This comfort food is a great choice if you have Crohn’s. “Oatmeal is even OK when I’m flaring, if I’m not flaring too badly,” McDonald says.
Insoluble fiber—the kind in raw veggies, fruits, and nuts—draws water into the colon and can worsen diarrhea for those with IBD. But oatmeal has soluble fiber, which absorbs water and passes more slowly through your digestive tract, says Dalessandro, who is also a nutritional advisor to the Crohn’s & Colitis Foundation of America.
“If you have very soft-cooked oatmeal, that’s a great breakfast,” she says.
“A lot of people I see are really, really afraid of eating vegetables,” says Dalessandro. “Most of the time their diet consists of a lot of white carbohydrate products, which of course are OK, but they don’t have a lot of nutrients.”
But even during a flare-up, pureed veggies like pumpkins, butternut squash, carrots and parsnips are fine. And you won’t lose nutrients, like you do when vegetables are boiled.
Twenty-five percent of the calories you eat should come from protein, which is key to healing.
Lean protein, like seafood, is your best option. “Fish is extremely beneficial, especially fish that’s high in omega-3s, like salmon,” Dalessandro says.
Shrimp and white fish like tilapia and flounder are also nutritious and easily digestible. Prepare seafood by steaming, broiling or grilling, and skip the deep-fat fryer.
People with Crohn’s may think they should avoid fruit, but even during a flare, tropical fruits like bananas are an easy-to-digest, nutritious option.
“Mango and papaya are super-high in nutrients and very, very easy to digest,” Dalessandro says.
Papaya contains an enzyme, papain, which helps your body digest proteins; this butter-soft fruit is also rich in vitamin C, vitamin A, folate and potassium, and is available year-round. Cantaloupe is a good choice too.
Beans may sound like the ultimate no-no for anyone who’s having digestive trouble.
But pureed chickpeas—the main component of hummus—and well-pureed lentils are a terrific source of lean protein and other nutrients, and should be safe even if your Crohn’s is acting up, Dalessandro says.
Chicken and turkey are protein-rich, and lean if you limit your consumption to the white meat.

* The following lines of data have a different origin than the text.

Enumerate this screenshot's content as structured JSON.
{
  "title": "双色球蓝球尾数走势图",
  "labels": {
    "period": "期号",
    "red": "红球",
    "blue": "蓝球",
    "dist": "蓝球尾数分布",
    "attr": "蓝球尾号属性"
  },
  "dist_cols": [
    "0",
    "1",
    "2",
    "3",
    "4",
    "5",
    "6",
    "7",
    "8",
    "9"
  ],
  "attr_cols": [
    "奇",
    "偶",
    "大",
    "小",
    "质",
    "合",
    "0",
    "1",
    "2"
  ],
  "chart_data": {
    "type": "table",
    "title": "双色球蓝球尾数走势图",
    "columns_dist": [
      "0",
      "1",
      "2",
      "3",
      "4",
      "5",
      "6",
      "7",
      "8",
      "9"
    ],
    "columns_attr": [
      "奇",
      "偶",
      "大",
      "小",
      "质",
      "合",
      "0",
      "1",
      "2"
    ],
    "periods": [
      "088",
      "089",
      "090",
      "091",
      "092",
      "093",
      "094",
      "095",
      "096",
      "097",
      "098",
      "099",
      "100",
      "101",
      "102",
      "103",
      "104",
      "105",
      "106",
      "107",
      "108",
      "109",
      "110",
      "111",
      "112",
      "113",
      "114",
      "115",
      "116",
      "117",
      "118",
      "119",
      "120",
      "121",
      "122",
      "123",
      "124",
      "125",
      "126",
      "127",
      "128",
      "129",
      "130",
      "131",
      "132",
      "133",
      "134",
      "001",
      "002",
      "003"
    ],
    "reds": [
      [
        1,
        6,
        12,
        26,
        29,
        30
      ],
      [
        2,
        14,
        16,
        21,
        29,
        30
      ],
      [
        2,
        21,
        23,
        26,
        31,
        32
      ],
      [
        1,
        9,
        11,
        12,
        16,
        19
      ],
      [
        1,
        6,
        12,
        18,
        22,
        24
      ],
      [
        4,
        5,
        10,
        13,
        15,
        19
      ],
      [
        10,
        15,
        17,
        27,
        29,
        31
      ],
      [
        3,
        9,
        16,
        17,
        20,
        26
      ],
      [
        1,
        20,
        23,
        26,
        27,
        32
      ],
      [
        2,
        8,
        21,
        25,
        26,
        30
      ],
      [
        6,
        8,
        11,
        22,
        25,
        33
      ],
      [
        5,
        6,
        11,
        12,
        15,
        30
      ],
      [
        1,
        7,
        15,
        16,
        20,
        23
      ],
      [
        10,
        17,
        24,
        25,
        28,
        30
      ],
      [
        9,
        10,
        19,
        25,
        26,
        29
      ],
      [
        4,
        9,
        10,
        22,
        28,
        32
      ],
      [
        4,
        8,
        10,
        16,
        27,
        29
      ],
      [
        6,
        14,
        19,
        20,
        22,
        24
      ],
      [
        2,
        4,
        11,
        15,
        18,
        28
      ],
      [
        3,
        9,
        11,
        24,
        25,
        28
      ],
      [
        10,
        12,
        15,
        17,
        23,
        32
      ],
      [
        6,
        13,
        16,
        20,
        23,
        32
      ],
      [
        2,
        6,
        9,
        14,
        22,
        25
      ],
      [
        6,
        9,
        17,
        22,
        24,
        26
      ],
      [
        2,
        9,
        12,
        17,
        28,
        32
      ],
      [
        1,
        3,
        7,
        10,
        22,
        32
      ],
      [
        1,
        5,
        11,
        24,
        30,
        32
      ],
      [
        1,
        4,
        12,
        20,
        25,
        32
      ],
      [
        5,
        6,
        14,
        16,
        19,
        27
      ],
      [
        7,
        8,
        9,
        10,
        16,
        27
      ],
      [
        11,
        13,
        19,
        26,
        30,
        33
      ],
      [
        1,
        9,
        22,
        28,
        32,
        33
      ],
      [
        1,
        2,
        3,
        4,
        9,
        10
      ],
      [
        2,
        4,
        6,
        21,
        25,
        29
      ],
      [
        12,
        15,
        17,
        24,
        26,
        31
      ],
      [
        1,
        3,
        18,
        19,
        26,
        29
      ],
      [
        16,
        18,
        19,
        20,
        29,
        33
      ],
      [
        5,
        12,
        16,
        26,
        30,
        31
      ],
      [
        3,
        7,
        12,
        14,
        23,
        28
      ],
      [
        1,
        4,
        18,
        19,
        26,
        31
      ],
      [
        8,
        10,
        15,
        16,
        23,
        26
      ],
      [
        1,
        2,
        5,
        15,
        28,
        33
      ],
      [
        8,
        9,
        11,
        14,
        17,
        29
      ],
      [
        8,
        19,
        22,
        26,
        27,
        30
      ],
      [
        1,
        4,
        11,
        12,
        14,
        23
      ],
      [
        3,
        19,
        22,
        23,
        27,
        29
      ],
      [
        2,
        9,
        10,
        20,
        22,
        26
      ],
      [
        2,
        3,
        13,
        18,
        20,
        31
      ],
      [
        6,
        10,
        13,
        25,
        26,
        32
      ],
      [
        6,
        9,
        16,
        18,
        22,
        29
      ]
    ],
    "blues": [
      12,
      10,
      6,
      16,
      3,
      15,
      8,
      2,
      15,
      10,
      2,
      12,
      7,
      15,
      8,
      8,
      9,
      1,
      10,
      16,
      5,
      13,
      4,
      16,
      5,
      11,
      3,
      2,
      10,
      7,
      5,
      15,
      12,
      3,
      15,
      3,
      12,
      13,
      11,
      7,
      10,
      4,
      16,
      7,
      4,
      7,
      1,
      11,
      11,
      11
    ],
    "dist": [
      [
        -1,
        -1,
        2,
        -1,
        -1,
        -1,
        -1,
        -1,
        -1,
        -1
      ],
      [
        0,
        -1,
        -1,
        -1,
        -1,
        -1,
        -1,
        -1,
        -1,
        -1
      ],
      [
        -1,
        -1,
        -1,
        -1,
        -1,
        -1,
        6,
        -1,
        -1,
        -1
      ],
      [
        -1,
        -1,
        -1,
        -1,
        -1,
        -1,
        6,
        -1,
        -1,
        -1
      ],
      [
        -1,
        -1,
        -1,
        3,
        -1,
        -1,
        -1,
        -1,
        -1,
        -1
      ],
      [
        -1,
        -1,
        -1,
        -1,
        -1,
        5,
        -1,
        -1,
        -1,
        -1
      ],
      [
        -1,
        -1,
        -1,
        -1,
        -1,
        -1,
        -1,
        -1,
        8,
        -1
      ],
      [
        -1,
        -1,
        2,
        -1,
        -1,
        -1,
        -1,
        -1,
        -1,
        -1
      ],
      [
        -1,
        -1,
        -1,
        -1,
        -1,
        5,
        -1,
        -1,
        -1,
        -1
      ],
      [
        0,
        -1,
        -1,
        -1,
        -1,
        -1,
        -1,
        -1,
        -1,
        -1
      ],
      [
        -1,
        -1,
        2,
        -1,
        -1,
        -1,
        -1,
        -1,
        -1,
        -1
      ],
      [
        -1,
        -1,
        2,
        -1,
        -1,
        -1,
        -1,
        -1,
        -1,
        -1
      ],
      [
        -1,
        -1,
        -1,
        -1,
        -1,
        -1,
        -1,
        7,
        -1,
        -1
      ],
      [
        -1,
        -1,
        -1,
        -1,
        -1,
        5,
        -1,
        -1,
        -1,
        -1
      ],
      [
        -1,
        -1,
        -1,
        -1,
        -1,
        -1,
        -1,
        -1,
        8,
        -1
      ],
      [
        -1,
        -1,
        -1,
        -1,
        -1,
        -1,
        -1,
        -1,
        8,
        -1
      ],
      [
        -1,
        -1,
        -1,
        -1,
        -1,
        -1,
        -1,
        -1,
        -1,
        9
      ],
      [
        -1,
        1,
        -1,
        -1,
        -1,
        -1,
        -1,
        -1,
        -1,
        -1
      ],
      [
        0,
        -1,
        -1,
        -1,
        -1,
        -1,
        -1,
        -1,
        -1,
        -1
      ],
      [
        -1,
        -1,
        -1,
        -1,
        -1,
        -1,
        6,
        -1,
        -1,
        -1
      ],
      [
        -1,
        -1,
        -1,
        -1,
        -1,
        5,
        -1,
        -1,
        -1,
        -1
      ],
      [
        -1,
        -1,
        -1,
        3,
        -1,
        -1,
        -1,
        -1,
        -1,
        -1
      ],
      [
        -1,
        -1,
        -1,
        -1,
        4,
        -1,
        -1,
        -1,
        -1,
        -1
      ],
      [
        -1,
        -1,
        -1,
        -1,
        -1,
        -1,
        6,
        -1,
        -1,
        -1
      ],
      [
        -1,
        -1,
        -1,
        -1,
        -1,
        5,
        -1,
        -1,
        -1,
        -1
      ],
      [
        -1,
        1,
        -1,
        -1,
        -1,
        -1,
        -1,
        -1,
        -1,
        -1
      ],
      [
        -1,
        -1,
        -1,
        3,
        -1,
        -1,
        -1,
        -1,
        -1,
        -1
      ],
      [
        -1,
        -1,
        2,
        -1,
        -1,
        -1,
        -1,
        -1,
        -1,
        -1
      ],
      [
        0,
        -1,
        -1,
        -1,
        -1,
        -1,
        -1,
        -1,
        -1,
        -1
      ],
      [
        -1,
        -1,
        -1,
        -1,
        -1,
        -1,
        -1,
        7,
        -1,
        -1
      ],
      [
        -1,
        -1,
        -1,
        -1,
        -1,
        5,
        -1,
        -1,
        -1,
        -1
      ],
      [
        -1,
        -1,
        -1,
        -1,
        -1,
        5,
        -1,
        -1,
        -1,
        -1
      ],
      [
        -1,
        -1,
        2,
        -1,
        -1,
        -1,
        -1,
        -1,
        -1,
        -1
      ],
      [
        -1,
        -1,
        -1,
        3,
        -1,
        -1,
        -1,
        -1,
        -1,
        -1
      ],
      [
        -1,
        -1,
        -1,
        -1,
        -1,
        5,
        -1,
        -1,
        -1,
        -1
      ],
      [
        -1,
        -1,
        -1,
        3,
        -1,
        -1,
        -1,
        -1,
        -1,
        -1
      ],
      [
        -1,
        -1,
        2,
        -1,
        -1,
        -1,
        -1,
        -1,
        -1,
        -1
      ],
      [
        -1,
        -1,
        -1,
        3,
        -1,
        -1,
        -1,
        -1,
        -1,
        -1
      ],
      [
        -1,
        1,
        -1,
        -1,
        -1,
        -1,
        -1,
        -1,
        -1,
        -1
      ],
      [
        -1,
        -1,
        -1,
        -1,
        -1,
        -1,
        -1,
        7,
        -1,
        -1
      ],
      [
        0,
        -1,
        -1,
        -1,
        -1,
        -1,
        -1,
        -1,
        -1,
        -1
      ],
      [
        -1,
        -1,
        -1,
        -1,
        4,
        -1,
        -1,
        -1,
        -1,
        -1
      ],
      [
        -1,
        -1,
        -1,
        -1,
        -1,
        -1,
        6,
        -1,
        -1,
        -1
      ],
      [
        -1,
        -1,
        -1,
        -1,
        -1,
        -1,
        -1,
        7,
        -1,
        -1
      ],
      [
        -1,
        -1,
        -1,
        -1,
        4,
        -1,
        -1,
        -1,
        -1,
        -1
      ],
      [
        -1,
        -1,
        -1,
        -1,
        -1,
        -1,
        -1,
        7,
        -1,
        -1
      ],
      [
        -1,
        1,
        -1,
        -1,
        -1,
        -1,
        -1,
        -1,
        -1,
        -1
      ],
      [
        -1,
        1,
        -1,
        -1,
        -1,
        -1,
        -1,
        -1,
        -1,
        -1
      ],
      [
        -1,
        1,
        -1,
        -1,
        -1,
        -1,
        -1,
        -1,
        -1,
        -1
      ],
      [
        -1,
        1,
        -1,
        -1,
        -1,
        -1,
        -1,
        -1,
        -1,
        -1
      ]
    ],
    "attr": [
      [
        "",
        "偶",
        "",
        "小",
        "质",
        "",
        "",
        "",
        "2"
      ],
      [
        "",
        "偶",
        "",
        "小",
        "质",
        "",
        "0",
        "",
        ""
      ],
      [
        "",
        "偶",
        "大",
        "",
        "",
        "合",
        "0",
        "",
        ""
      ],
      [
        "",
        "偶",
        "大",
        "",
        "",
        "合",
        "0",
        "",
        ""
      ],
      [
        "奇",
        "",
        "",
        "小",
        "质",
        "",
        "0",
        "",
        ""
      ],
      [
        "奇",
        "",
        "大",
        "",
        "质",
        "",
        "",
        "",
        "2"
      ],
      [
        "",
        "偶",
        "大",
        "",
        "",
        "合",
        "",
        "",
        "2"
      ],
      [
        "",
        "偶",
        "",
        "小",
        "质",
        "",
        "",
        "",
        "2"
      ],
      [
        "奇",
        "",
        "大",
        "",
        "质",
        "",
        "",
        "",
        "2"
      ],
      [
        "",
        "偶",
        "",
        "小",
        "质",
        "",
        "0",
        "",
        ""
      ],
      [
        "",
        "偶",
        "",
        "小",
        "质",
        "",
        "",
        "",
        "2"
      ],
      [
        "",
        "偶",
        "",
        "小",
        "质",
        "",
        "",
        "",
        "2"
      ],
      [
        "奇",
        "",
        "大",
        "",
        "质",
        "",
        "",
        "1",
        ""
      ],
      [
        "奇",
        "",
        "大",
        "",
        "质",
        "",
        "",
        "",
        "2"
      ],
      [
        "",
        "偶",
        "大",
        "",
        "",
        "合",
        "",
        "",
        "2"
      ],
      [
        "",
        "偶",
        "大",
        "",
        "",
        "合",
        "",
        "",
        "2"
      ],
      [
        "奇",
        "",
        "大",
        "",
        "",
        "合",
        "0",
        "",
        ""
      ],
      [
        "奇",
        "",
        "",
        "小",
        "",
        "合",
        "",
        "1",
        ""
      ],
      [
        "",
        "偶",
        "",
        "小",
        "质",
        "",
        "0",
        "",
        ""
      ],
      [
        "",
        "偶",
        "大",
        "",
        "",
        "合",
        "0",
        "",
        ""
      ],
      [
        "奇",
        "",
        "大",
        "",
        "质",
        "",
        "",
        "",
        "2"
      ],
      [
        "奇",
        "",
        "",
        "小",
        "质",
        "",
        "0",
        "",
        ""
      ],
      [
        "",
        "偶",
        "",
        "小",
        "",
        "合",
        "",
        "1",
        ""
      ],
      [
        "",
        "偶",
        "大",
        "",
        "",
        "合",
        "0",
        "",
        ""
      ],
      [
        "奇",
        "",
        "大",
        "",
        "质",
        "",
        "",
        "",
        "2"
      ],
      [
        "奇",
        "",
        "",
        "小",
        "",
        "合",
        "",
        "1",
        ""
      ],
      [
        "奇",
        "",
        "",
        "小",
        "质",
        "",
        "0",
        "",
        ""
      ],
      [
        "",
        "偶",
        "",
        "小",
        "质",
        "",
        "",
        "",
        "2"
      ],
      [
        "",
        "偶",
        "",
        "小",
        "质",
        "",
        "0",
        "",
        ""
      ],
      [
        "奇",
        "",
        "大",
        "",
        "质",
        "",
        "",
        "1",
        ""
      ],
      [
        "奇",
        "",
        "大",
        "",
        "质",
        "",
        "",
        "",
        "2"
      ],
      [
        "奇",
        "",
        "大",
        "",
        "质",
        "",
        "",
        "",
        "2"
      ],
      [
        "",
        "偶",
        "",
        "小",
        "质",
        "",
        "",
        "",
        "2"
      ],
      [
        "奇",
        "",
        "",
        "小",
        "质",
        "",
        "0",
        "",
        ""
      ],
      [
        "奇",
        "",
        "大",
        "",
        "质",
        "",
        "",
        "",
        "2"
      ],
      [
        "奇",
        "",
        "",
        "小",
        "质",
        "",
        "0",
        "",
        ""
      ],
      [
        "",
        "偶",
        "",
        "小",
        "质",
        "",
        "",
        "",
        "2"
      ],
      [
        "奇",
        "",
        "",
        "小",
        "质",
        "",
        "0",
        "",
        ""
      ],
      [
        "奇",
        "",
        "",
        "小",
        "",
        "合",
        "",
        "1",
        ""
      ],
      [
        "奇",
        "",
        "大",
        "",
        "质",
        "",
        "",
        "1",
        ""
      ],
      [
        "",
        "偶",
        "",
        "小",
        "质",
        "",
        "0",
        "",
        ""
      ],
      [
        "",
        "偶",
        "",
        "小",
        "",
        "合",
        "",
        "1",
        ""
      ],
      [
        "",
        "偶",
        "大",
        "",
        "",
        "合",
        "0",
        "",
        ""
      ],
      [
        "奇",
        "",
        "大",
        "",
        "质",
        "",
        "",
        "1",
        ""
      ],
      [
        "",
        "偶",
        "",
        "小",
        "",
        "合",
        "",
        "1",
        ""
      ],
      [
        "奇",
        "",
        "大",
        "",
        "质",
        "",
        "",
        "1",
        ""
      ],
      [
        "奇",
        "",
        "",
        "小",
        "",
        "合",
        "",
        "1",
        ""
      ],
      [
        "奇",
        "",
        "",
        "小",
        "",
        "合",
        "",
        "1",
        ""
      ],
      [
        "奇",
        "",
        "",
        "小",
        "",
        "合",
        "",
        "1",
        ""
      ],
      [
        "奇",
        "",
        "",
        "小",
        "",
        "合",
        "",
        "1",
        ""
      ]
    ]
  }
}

They’re also mild and easy to digest, making them a go-to protein source for anyone with IBD.
Soft, smooth, and chock-full of good fats, B vitamins, vitamin E, and potassium, avocados should definitely be on the menu if you have Crohn’s disease.
They’re also one of the only fruits that contains digestion-friendly soluble fiber along with the insoluble type.
A Crohn’s diagnosis doesn’t mean your salad days are over, says Dalessandro.
As long as you’re not experiencing severe diarrhea, you should be able to enjoy a salad made from butter lettuce.
Also known as Boston Bibb, this widely available light-green lettuce is much more tender and easily digestible than other salad greens.
Roasted red peppers
Brilliant and super-tasty, roasted peppers—with skins removed—are delicious, nutritious, and safe for people with Crohn’s to eat, Dalessandro says.
Add them to a salad, slip them into a sandwich, or even use them as a soup garnish.
But see how they affect your digestion; they may not be for everyone. “For me peppers have always been a really bad food,”says McDonald.
A traditional choice for anyone who’s suffering from stomach woes, white rice and other refined carbohydrates may not be super-nutritious, but they’re easy on the gut. They can also provide the calories you need during intestinally challenging times.
Just make sure these simple carbs aren’t crowding protein and well-cooked veggies out of your diet.
Smooth nut butters
Nuts are an excellent source of good fats, vitamin E, and protein, but digesting them presents an insurmountable challenge to most people with Crohn’s.
You can get the benefits of nuts without aggravating symptoms by eating nut butters.
Make sure to choose smooth, not chunky versions of these products. In addition to peanut butter, most stores now stock almond and cashew butter, too.